Some Twitter users expressed concerns about profane or raunchy user names that some gamers have actually utilized on the video game, which moms and dads may not want kids to see. Niantic and the Pokmon Co. didn't immediately react to questions about user names. Parents ought to also understand that the video game involves in-app purchases, such as paying about $1 to buy a "lure," Jacks said.
On Apple devices, they can do this in their phone or tablet's "settings" menu, he stated. (More info on how to do it here.) And naturally, like numerous apps, utilizing Pokmon Go requires use of some phone data and battery life. The Edge, BuzzFeed and Vice site Motherboard likewise reported that users should know that considering that they log into the app utilizing Google, they are allowing for the app to have access to details on their Google account.
That would include access to Gmail. "We recently discovered that the Pokmon Go account production procedure on iOS erroneously demands complete access approval for the user's Google account," the Pokemon Business and Niantic Labs stated in an e-mail statement to MarketWatch. "Nevertheless, Pokmon Go only accesses basic Google profile info (specifically, your User ID and email address) and no other Google account info is or has actually been accessed or gathered (null pokemon).
Lots of apps require comparable information, consisting of the ability to track a user's place, to make the game work. Users should also make certain they are downloading the right version of the video game, on Apple's app shop or Google Play; there have been some reports of video games made to look like Pokmon Go that are contaminating mobile gadgets, Narang said.
Parents ought to consider playing the game with their kids, said Stephen Balkam, the founder and president of the Household Online Security Institute, a Washington, D.C. beware pokemon.based not-for-profit. At minimum, they need to ask more about how to play the video game and understand where their kids are going to play it, he said.
" This is simply the start of the increased truth people have actually been forecasting," he said. "This is the genuine very first development in a consumer market that's going to be so big.".
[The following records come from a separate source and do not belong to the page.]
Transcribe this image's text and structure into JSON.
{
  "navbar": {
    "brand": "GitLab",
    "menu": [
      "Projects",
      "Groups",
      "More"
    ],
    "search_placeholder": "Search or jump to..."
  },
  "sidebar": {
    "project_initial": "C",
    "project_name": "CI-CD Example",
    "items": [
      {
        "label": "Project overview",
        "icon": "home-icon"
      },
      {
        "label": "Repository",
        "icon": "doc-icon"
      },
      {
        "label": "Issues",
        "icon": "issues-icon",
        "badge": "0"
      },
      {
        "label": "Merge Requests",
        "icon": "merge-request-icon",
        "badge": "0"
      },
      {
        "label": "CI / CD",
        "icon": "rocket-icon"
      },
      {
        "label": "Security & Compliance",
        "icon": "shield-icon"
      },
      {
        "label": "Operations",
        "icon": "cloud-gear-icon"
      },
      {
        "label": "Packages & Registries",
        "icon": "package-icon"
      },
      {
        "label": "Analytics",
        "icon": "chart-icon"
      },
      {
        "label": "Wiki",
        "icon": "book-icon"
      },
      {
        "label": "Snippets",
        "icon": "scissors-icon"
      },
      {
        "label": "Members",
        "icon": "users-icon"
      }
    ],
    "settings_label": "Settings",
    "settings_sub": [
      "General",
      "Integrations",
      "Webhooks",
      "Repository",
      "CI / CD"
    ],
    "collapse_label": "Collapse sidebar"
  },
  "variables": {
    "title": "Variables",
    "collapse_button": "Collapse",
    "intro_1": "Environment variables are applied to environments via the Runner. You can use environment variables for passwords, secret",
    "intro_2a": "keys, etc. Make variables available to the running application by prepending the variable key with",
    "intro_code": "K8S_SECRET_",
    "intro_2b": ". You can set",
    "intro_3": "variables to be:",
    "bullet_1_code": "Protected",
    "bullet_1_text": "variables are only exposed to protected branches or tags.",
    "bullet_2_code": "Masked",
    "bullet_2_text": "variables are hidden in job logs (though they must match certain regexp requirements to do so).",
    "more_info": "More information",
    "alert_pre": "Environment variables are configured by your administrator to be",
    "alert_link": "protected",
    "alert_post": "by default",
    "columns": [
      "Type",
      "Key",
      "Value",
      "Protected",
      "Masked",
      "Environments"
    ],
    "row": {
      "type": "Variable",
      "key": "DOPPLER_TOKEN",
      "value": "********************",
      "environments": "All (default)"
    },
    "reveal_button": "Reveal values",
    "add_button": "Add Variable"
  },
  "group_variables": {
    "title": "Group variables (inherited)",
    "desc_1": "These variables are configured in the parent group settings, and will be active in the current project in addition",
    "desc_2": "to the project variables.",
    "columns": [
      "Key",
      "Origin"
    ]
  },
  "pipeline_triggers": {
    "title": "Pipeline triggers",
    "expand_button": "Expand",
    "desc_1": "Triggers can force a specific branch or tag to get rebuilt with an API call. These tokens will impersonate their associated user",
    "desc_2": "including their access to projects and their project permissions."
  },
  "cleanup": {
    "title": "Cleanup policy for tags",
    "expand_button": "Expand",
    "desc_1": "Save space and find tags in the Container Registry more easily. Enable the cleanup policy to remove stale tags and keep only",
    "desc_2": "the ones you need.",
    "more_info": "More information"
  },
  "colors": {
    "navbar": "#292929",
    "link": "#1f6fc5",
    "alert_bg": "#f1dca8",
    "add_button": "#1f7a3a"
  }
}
Engineering Press release Research study Science Social science Innovation March 28, 2017 Parents who played "Pokemon GO" with their children reported increased exercise, outdoor experiences and family bonding - infiltrator pokemon. University of Washington Parents who routinely play "Pokmon GO" with their kids report a number of side take advantage of playing the mobile device-based video game, consisting of increased workout, more time spent outdoors and opportunities for household bonding, according to new University of Washington research study.
The study did not consist of point of views of moms and dads who do not allow their children to play "Pokmon GO," which is an important opportunity for future research. Some regret among "Pokmon GO"- playing continued, and many set limits to prevent kids from becoming so absorbed in the game that they disregarded cars or other real-world hazards, along with responsibilities.
Yet numerous moms and dads particularly moms of kids, dads of ladies and moms and dads of teenaged children reported investing more quality time with their children as a result of playing "Pokmon GO" together and talking more than normal, both about the game itself and about other things in their lives. Moms and dads also valued how the game encouraged both them and their children to go outdoors and workout in ways that were convenient and fit into their lives, as their children displayed newfound interest for strolling the pet dog or strolling rather than driving to dinner or play grounds.
Some parents felt much better about allowing their children to play Pokemon GO, compared to other types of screen time, since it inspired them to go outdoors. Some regret still persisted, however. "Location-based increased truth video games are quite different than being in front of a TV or playing a common video game, so we had an interest in the way kids and their moms and dads were sharing those experiences together," stated lead author Kiley Sobel, a UW doctoral trainee in Human Centered Design and Engineering.